SVS >> Sun
GCMD >> Earth Science >> Sun-earth Interactions >> Solar Activity >> Solar Flares
GCMD >> Earth Science >> Sun-earth Interactions >> Solar Activity >> Solar Ultraviolet
GCMD >> Location >> Chromosphere
SVS >> Space Weather
SVS >> Heliophysics
NASA Science >> Sun
SVS >> IRIS Mission
GCMD >> Earth Science >> Sun-earth Interactions >> Solar Activity >> Coronal Mass Ejections

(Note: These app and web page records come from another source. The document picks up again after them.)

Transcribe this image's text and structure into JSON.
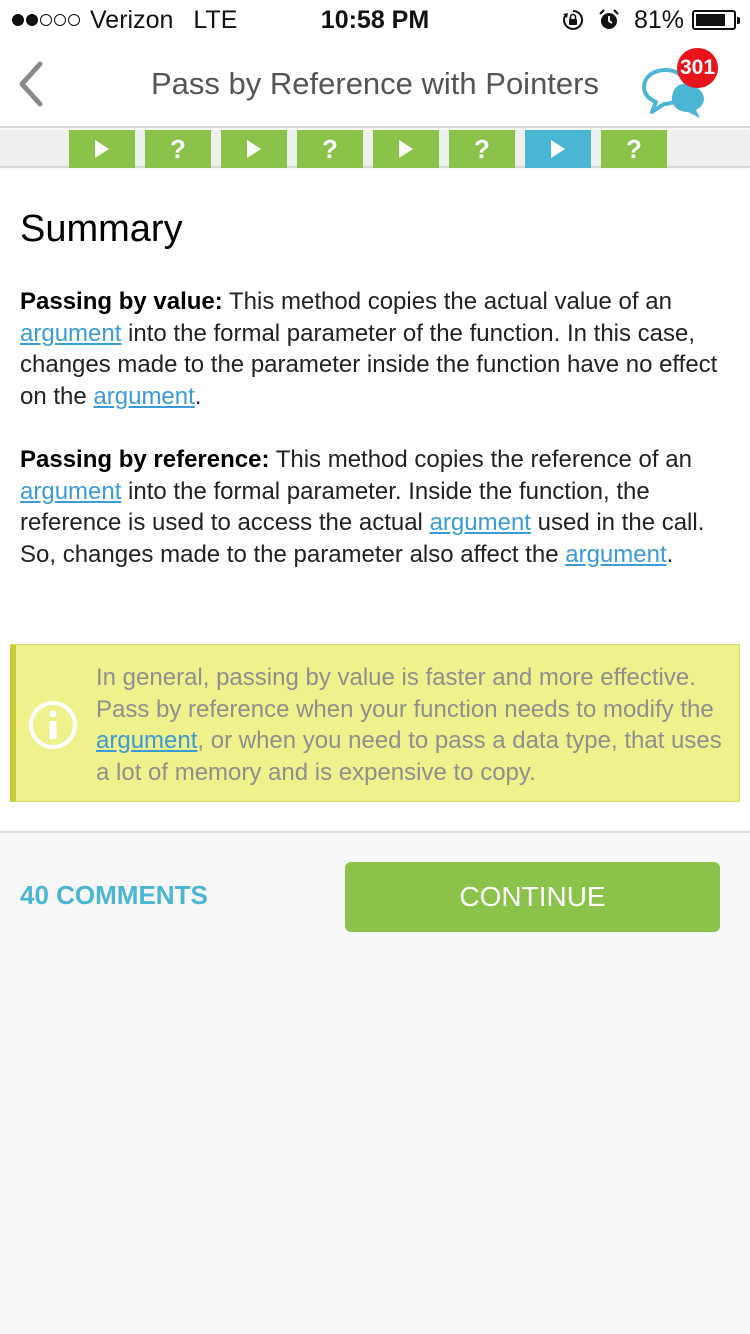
{
  "status_bar": {
    "carrier": "Verizon",
    "network": "LTE",
    "time": "10:58 PM",
    "battery_percent": "81%",
    "battery_level": 0.81,
    "signal_bars_filled": 2,
    "signal_bars_total": 5,
    "icons": [
      "signal-dots-icon",
      "orientation-lock-icon",
      "alarm-icon",
      "battery-icon"
    ]
  },
  "nav": {
    "title": "Pass by Reference with Pointers",
    "back_icon": "chevron-left-icon",
    "chat_icon": "chat-bubbles-icon",
    "chat_badge": "301"
  },
  "steps": [
    {
      "type": "play",
      "current": false
    },
    {
      "type": "quiz",
      "label": "?",
      "current": false
    },
    {
      "type": "play",
      "current": false
    },
    {
      "type": "quiz",
      "label": "?",
      "current": false
    },
    {
      "type": "play",
      "current": false
    },
    {
      "type": "quiz",
      "label": "?",
      "current": false
    },
    {
      "type": "play",
      "current": true
    },
    {
      "type": "quiz",
      "label": "?",
      "current": false
    }
  ],
  "lesson": {
    "heading": "Summary",
    "para1": {
      "bold": "Passing by value:",
      "t1": " This method copies the actual value of an ",
      "link1": "argument",
      "t2": " into the formal parameter of the function. In this case, changes made to the parameter inside the function have no effect on the ",
      "link2": "argument",
      "t3": "."
    },
    "para2": {
      "bold": "Passing by reference:",
      "t1": " This method copies the reference of an ",
      "link1": "argument",
      "t2": " into the formal parameter. Inside the function, the reference is used to access the actual ",
      "link2": "argument",
      "t3": " used in the call. So, changes made to the parameter also affect the ",
      "link3": "argument",
      "t4": "."
    },
    "note": {
      "icon": "info-icon",
      "t1": "In general, passing by value is faster and more effective. Pass by reference when your function needs to modify the ",
      "link": "argument",
      "t2": ", or when you need to pass a data type, that uses a lot of memory and is expensive to copy."
    }
  },
  "footer": {
    "comments_label": "40 COMMENTS",
    "continue_label": "CONTINUE"
  },
  "colors": {
    "accent_green": "#8bc34a",
    "accent_blue": "#4ab6d4",
    "link_blue": "#3a9bd6",
    "note_yellow": "#eef18c",
    "badge_red": "#e8141c"
  }
}
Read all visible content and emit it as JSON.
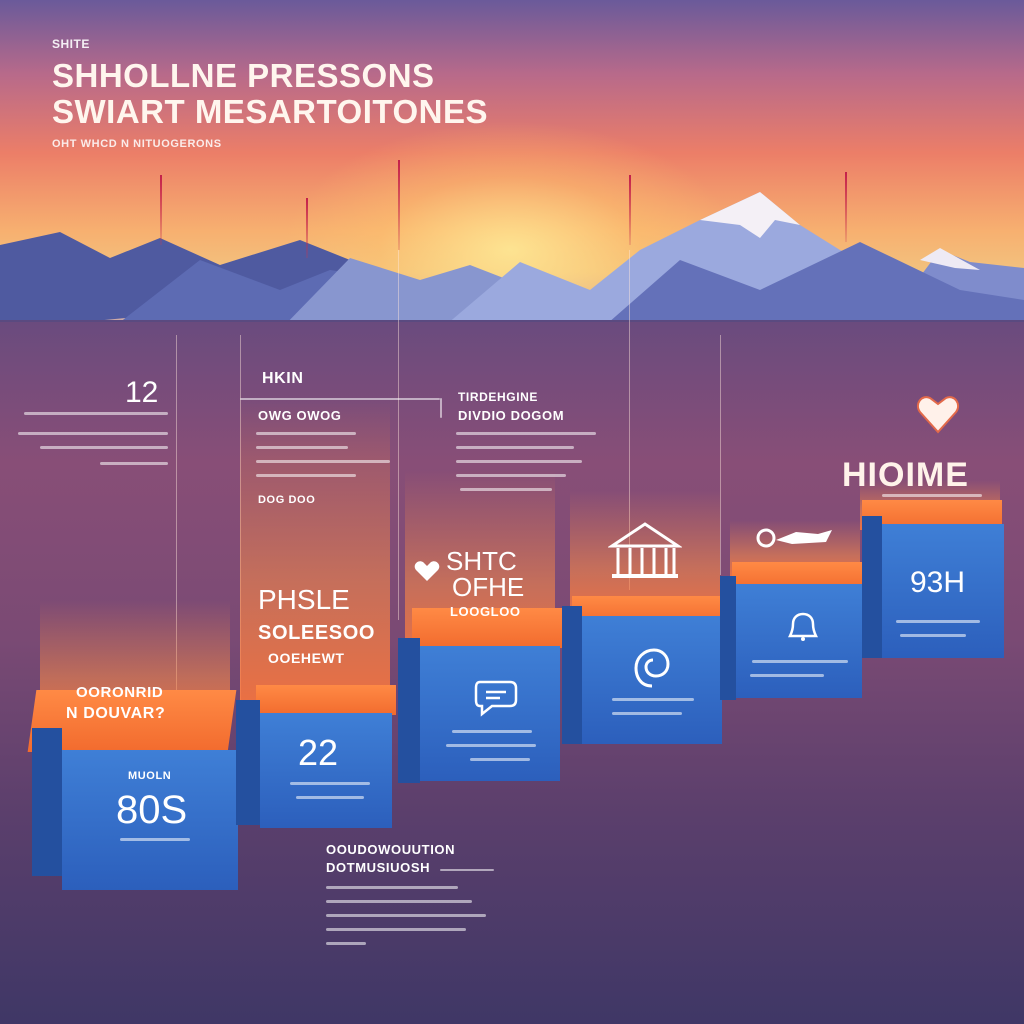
{
  "header": {
    "top_label": "SHITE",
    "title_line1": "SHHOLLNE PRESSONS",
    "title_line2": "SWIART MESARTOITONES",
    "tagline": "OHT WHCD N NITUOGERONS"
  },
  "columns": [
    {
      "id": "col1",
      "label": "12",
      "overlay_text": "OORONRID",
      "overlay_text2": "N DOUVAR?",
      "value_small": "MUOLN",
      "value": "80S"
    },
    {
      "id": "col2",
      "label": "HKIN",
      "heading": "OWG OWOG",
      "small": "DOG DOO",
      "card_line1": "PHSLE",
      "card_line2": "SOLEESOO",
      "card_line3": "OOEHEWT",
      "value": "22"
    },
    {
      "id": "col3",
      "heading1": "TIRDEHGINE",
      "heading2": "DIVDIO DOGOM",
      "card_line1": "SHTC",
      "card_line2": "OFHE",
      "card_line3": "LOOGLOO"
    },
    {
      "id": "col4"
    },
    {
      "id": "col5"
    },
    {
      "id": "col6",
      "head_word": "HIOIME",
      "value": "93H"
    }
  ],
  "footer": {
    "heading1": "OOUDOWOUUTION",
    "heading2": "DOTMUSIUOSH"
  },
  "icons": [
    "heart-icon",
    "building-icon",
    "spa-icon",
    "chat-icon",
    "spiral-icon",
    "bell-icon",
    "heart-small-icon"
  ]
}
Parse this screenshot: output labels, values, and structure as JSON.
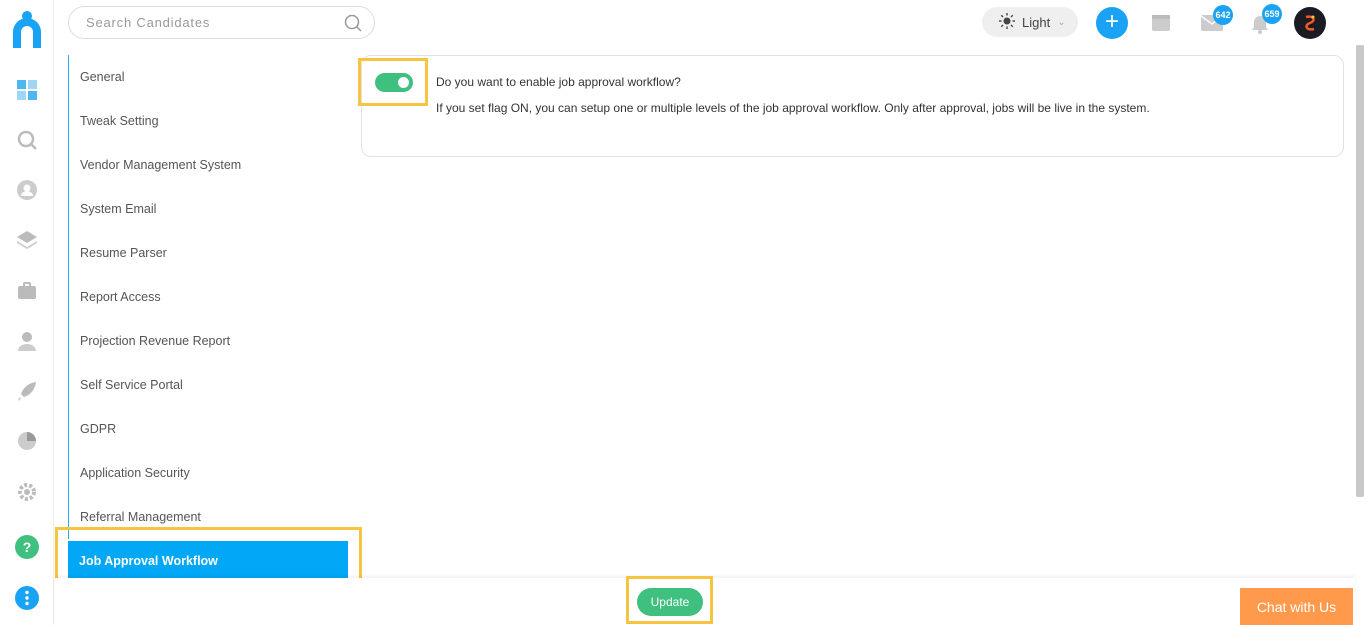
{
  "search": {
    "placeholder": "Search Candidates"
  },
  "header": {
    "theme_label": "Light",
    "mail_count": "642",
    "notification_count": "659"
  },
  "settings_nav": {
    "items": [
      {
        "label": "General"
      },
      {
        "label": "Tweak Setting"
      },
      {
        "label": "Vendor Management System"
      },
      {
        "label": "System Email"
      },
      {
        "label": "Resume Parser"
      },
      {
        "label": "Report Access"
      },
      {
        "label": "Projection Revenue Report"
      },
      {
        "label": "Self Service Portal"
      },
      {
        "label": "GDPR"
      },
      {
        "label": "Application Security"
      },
      {
        "label": "Referral Management"
      },
      {
        "label": "Job Approval Workflow",
        "active": true
      }
    ]
  },
  "job_approval": {
    "enabled": true,
    "question": "Do you want to enable job approval workflow?",
    "description": "If you set flag ON, you can setup one or multiple levels of the job approval workflow. Only after approval, jobs will be live in the system."
  },
  "footer": {
    "update_label": "Update",
    "chat_label": "Chat with Us"
  },
  "colors": {
    "accent": "#02a8f6",
    "success": "#3fc07f",
    "highlight": "#f5c542",
    "chat": "#ff9a4d"
  }
}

GCMD keywords can be found on the Internet with the following citation: Olsen, L.M., G. Major, K. Shein, J. Scialdone, S. Ritz, T. Stevens, M. Morahan, A. Aleman, R. Vogel, S. Leicester, H. Weir, M. Meaux, S. Grebas, C.Solomon, M. Holland, T. Northcutt, R. A. Restrepo, R. Bilodeau, 2013. NASA/Global Change Master Directory (GCMD) Earth Science Keywords. Version